Feeds

Cisco bugs surrender control of building's critical systems

Security, HVAC, power systems ripe for plucking

SANS - Survey on application security programs

Cisco Systems has warned of serious vulnerabilities in a device that connects a building's ventilation, lighting, security, and energy supply systems so they can be controlled by IT workers remotely.

The networking giant on Wednesday urged users of the Cisco Network Building Mediator products to patch the vulnerabilities, which among other things allow adversaries to obtain administrative passwords. No authentication is required to read the system configuration files, making it possible for outsiders to take control of a building's most critical control systems.

"Successful exploitation of any of these vulnerabilities could result in a malicious user taking complete control over an affected device," a Cisco advisory stated. The notice also warned that the vulnerabilities are present in the legacy products from Richards-Zeta, the Cisco-acquired company that originally designed the system. The bugs were discovered during internal testing.

Another flaw makes it possible for low-level employees to gain full control of the device by accessing default administrative accounts. Other bugs allowed malicious insiders to intercept traffic as it travels between an administrator and the Building Mediator and to escalate limited privileges.

The device - which gathers a wealth of data in different formats and presents it in a single, easy-to-read panel - is part of Cisco's push to help customers use IT to automate and remotely control tasks that used to require manual procedures. That can save building operators plenty of money, but it also presents new threats, especially since the product is designed to seamlessly interact with larger power grids.

The advisory offers several workarounds and common-sense configuration settings, but it warns customers to proceed with care, since certain access ports and protocols are needed to ensure that the system runs correctly. ®

Combat fraud and increase customer satisfaction

More from The Register

next story
Parent gabfest Mumsnet hit by SSL bug: My heart bleeds, grins hacker
Natter-board tells middle-class Britain to purée its passwords
Obama allows NSA to exploit 0-days: report
If the spooks say they need it, they get it
Web data BLEEDOUT: Users to feel the pain as Heartbleed bug revealed
Vendors and ISPs have work to do updating firmware - if it's possible to fix this
Samsung Galaxy S5 fingerprint scanner hacked in just 4 DAYS
Sammy's newbie cooked slower than iPhone, also costs more to build
Mounties always get their man: Heartbleed 'hacker', 19, CUFFED
Canadian teen accused of raiding tax computers using OpenSSL bug
Snowden-inspired crypto-email service Lavaboom launches
German service pays tribute to Lavabit
One year on: diplomatic fail as Chinese APT gangs get back to work
Mandiant says past 12 months shows Beijing won't call off its hackers
prev story

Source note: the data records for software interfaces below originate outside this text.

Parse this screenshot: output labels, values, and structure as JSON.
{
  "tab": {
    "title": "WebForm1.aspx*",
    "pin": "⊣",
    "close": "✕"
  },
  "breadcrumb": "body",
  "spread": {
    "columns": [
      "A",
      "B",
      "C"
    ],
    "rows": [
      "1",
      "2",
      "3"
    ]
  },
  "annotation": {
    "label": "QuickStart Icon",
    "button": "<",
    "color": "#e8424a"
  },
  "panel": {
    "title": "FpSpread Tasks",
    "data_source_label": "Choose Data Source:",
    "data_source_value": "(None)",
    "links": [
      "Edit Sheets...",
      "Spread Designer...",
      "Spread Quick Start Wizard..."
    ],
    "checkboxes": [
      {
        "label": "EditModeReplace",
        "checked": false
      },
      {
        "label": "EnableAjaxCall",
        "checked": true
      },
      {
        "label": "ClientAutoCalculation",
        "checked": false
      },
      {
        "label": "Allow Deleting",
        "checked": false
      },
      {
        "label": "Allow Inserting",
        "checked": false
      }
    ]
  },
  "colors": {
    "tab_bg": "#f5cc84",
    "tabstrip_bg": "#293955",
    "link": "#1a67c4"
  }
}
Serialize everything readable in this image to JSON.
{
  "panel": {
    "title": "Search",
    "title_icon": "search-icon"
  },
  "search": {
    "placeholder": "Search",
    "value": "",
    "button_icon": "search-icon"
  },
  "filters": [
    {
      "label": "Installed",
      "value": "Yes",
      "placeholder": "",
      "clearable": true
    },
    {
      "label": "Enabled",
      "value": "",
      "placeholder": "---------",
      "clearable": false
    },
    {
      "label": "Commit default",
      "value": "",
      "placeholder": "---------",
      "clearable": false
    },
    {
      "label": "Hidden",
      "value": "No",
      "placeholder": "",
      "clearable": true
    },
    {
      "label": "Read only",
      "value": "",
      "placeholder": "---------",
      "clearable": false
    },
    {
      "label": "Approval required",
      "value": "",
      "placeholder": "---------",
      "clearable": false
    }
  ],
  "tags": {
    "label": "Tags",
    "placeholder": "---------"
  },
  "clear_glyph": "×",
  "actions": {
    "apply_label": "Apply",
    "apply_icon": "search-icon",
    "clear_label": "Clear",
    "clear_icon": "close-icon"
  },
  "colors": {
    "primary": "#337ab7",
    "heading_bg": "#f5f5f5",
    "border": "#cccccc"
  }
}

Whitepapers

Designing a defence for mobile apps
In this whitepaper learn the various considerations for defending mobile applications; from the mobile application architecture itself to the myriad testing technologies needed to properly assess mobile applications risk.
3 Big data security analytics techniques
Applying these Big Data security analytics techniques can help you make your business safer by detecting attacks early, before significant damage is done.
Five 3D headsets to be won!
We were so impressed by the Durovis Dive headset we’ve asked the company to give some away to Reg readers.
The benefits of software based PBX
Why you should break free from your proprietary PBX and how to leverage your existing server hardware.
Securing web applications made simple and scalable
In this whitepaper learn how automated security testing can provide a simple and scalable way to protect your web applications.